● The problem
When you repeat the entries, reproduce each line exactly and omit every picture.

● Input for this task
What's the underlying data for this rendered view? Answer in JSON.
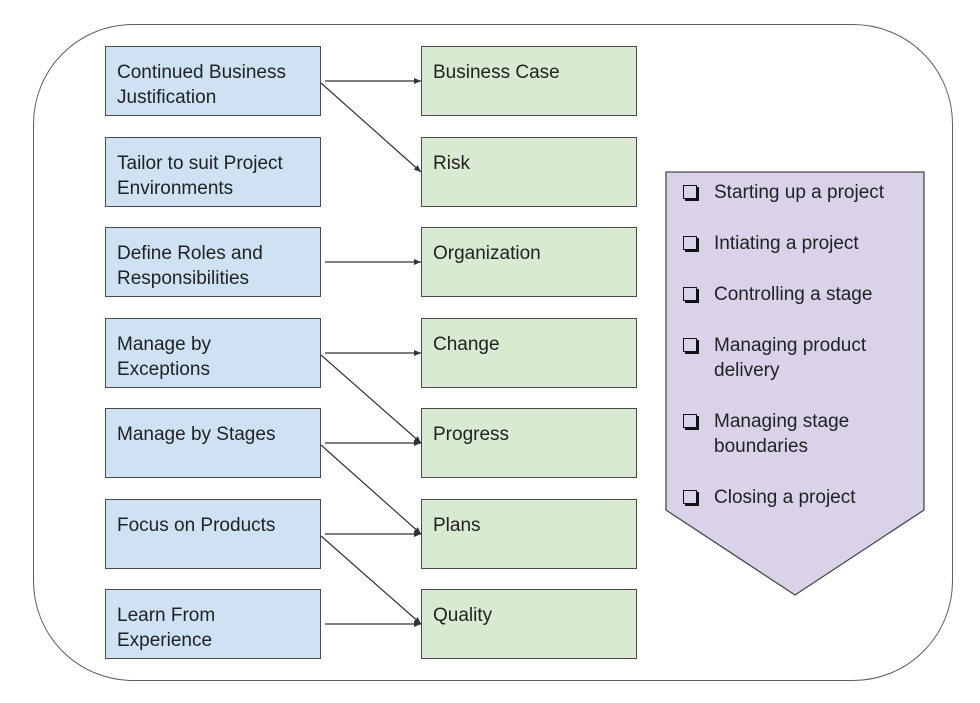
{
  "diagram": {
    "colors": {
      "principle_fill": "#cfe2f3",
      "theme_fill": "#d9ead3",
      "process_fill": "#d9d2e9",
      "stroke": "#4a4a4a"
    },
    "principles": [
      {
        "id": "p1",
        "label": "Continued Business\nJustification"
      },
      {
        "id": "p2",
        "label": "Tailor to suit Project\nEnvironments"
      },
      {
        "id": "p3",
        "label": "Define Roles and\nResponsibilities"
      },
      {
        "id": "p4",
        "label": "Manage by\nExceptions"
      },
      {
        "id": "p5",
        "label": "Manage by Stages"
      },
      {
        "id": "p6",
        "label": "Focus on Products"
      },
      {
        "id": "p7",
        "label": "Learn From\nExperience"
      }
    ],
    "themes": [
      {
        "id": "t1",
        "label": "Business Case"
      },
      {
        "id": "t2",
        "label": "Risk"
      },
      {
        "id": "t3",
        "label": "Organization"
      },
      {
        "id": "t4",
        "label": "Change"
      },
      {
        "id": "t5",
        "label": "Progress"
      },
      {
        "id": "t6",
        "label": "Plans"
      },
      {
        "id": "t7",
        "label": "Quality"
      }
    ],
    "connections": [
      {
        "from": "p1",
        "to": "t1"
      },
      {
        "from": "p1",
        "to": "t2"
      },
      {
        "from": "p3",
        "to": "t3"
      },
      {
        "from": "p4",
        "to": "t4"
      },
      {
        "from": "p4",
        "to": "t5"
      },
      {
        "from": "p5",
        "to": "t5"
      },
      {
        "from": "p5",
        "to": "t6"
      },
      {
        "from": "p6",
        "to": "t6"
      },
      {
        "from": "p6",
        "to": "t7"
      },
      {
        "from": "p7",
        "to": "t7"
      }
    ],
    "processes": [
      {
        "label": "Starting up a project"
      },
      {
        "label": "Intiating a project"
      },
      {
        "label": "Controlling a stage"
      },
      {
        "label": "Managing product\ndelivery"
      },
      {
        "label": "Managing stage\nboundaries"
      },
      {
        "label": "Closing a project"
      }
    ]
  }
}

● Expected output
What's the underlying data for this rendered view? Answer in JSON.
{
  "diagram": {
    "colors": {
      "principle_fill": "#cfe2f3",
      "theme_fill": "#d9ead3",
      "process_fill": "#d9d2e9",
      "stroke": "#4a4a4a"
    },
    "principles": [
      {
        "id": "p1",
        "label": "Continued Business\nJustification"
      },
      {
        "id": "p2",
        "label": "Tailor to suit Project\nEnvironments"
      },
      {
        "id": "p3",
        "label": "Define Roles and\nResponsibilities"
      },
      {
        "id": "p4",
        "label": "Manage by\nExceptions"
      },
      {
        "id": "p5",
        "label": "Manage by Stages"
      },
      {
        "id": "p6",
        "label": "Focus on Products"
      },
      {
        "id": "p7",
        "label": "Learn From\nExperience"
      }
    ],
    "themes": [
      {
        "id": "t1",
        "label": "Business Case"
      },
      {
        "id": "t2",
        "label": "Risk"
      },
      {
        "id": "t3",
        "label": "Organization"
      },
      {
        "id": "t4",
        "label": "Change"
      },
      {
        "id": "t5",
        "label": "Progress"
      },
      {
        "id": "t6",
        "label": "Plans"
      },
      {
        "id": "t7",
        "label": "Quality"
      }
    ],
    "connections": [
      {
        "from": "p1",
        "to": "t1"
      },
      {
        "from": "p1",
        "to": "t2"
      },
      {
        "from": "p3",
        "to": "t3"
      },
      {
        "from": "p4",
        "to": "t4"
      },
      {
        "from": "p4",
        "to": "t5"
      },
      {
        "from": "p5",
        "to": "t5"
      },
      {
        "from": "p5",
        "to": "t6"
      },
      {
        "from": "p6",
        "to": "t6"
      },
      {
        "from": "p6",
        "to": "t7"
      },
      {
        "from": "p7",
        "to": "t7"
      }
    ],
    "processes": [
      {
        "label": "Starting up a project"
      },
      {
        "label": "Intiating a project"
      },
      {
        "label": "Controlling a stage"
      },
      {
        "label": "Managing product\ndelivery"
      },
      {
        "label": "Managing stage\nboundaries"
      },
      {
        "label": "Closing a project"
      }
    ]
  }
}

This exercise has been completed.